[[ Given records open ]]
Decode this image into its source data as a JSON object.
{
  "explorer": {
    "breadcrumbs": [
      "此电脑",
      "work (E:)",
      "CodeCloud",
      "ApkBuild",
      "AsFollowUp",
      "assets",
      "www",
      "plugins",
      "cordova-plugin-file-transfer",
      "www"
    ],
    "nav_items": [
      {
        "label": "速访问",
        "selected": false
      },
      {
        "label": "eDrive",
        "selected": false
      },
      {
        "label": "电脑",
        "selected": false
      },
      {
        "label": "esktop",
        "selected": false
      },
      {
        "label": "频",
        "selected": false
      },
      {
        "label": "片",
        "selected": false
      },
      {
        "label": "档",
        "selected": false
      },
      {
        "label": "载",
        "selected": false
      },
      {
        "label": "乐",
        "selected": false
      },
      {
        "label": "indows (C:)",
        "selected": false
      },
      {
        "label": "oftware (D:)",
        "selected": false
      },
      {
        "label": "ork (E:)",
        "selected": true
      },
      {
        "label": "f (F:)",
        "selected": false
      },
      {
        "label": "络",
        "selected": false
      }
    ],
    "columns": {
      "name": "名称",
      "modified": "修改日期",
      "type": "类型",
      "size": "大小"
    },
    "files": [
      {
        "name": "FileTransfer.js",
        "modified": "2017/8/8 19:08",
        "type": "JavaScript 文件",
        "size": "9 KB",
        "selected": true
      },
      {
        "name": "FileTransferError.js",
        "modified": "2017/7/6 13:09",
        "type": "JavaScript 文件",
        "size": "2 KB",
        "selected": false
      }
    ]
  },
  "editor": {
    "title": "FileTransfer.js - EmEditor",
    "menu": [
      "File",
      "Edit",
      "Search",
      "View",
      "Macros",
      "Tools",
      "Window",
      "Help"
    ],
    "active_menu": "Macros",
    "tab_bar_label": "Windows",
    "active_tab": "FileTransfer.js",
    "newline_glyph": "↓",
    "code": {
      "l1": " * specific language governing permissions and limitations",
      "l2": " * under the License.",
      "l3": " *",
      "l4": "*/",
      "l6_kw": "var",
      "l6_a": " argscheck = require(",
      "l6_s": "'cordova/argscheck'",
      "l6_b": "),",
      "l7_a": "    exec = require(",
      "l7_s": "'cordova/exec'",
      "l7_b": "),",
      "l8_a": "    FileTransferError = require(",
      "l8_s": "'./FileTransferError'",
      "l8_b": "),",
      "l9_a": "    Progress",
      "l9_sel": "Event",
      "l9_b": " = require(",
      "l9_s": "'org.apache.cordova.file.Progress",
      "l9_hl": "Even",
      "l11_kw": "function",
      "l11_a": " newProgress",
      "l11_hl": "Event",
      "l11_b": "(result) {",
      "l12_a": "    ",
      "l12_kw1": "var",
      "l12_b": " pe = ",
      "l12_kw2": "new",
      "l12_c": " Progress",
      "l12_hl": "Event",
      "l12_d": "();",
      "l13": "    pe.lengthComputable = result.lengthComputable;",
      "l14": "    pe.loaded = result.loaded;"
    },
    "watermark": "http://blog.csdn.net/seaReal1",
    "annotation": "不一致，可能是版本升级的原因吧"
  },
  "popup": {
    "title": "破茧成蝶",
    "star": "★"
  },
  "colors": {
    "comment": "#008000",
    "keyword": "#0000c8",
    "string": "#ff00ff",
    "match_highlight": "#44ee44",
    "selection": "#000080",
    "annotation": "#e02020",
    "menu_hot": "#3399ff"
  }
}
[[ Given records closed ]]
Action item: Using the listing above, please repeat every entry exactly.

Exercise response:
Decode this image into its source data as a JSON object.
{
  "explorer": {
    "breadcrumbs": [
      "此电脑",
      "work (E:)",
      "CodeCloud",
      "ApkBuild",
      "AsFollowUp",
      "assets",
      "www",
      "plugins",
      "cordova-plugin-file-transfer",
      "www"
    ],
    "nav_items": [
      {
        "label": "速访问",
        "selected": false
      },
      {
        "label": "eDrive",
        "selected": false
      },
      {
        "label": "电脑",
        "selected": false
      },
      {
        "label": "esktop",
        "selected": false
      },
      {
        "label": "频",
        "selected": false
      },
      {
        "label": "片",
        "selected": false
      },
      {
        "label": "档",
        "selected": false
      },
      {
        "label": "载",
        "selected": false
      },
      {
        "label": "乐",
        "selected": false
      },
      {
        "label": "indows (C:)",
        "selected": false
      },
      {
        "label": "oftware (D:)",
        "selected": false
      },
      {
        "label": "ork (E:)",
        "selected": true
      },
      {
        "label": "f (F:)",
        "selected": false
      },
      {
        "label": "络",
        "selected": false
      }
    ],
    "columns": {
      "name": "名称",
      "modified": "修改日期",
      "type": "类型",
      "size": "大小"
    },
    "files": [
      {
        "name": "FileTransfer.js",
        "modified": "2017/8/8 19:08",
        "type": "JavaScript 文件",
        "size": "9 KB",
        "selected": true
      },
      {
        "name": "FileTransferError.js",
        "modified": "2017/7/6 13:09",
        "type": "JavaScript 文件",
        "size": "2 KB",
        "selected": false
      }
    ]
  },
  "editor": {
    "title": "FileTransfer.js - EmEditor",
    "menu": [
      "File",
      "Edit",
      "Search",
      "View",
      "Macros",
      "Tools",
      "Window",
      "Help"
    ],
    "active_menu": "Macros",
    "tab_bar_label": "Windows",
    "active_tab": "FileTransfer.js",
    "newline_glyph": "↓",
    "code": {
      "l1": " * specific language governing permissions and limitations",
      "l2": " * under the License.",
      "l3": " *",
      "l4": "*/",
      "l6_kw": "var",
      "l6_a": " argscheck = require(",
      "l6_s": "'cordova/argscheck'",
      "l6_b": "),",
      "l7_a": "    exec = require(",
      "l7_s": "'cordova/exec'",
      "l7_b": "),",
      "l8_a": "    FileTransferError = require(",
      "l8_s": "'./FileTransferError'",
      "l8_b": "),",
      "l9_a": "    Progress",
      "l9_sel": "Event",
      "l9_b": " = require(",
      "l9_s": "'org.apache.cordova.file.Progress",
      "l9_hl": "Even",
      "l11_kw": "function",
      "l11_a": " newProgress",
      "l11_hl": "Event",
      "l11_b": "(result) {",
      "l12_a": "    ",
      "l12_kw1": "var",
      "l12_b": " pe = ",
      "l12_kw2": "new",
      "l12_c": " Progress",
      "l12_hl": "Event",
      "l12_d": "();",
      "l13": "    pe.lengthComputable = result.lengthComputable;",
      "l14": "    pe.loaded = result.loaded;"
    },
    "watermark": "http://blog.csdn.net/seaReal1",
    "annotation": "不一致，可能是版本升级的原因吧"
  },
  "popup": {
    "title": "破茧成蝶",
    "star": "★"
  },
  "colors": {
    "comment": "#008000",
    "keyword": "#0000c8",
    "string": "#ff00ff",
    "match_highlight": "#44ee44",
    "selection": "#000080",
    "annotation": "#e02020",
    "menu_hot": "#3399ff"
  }
}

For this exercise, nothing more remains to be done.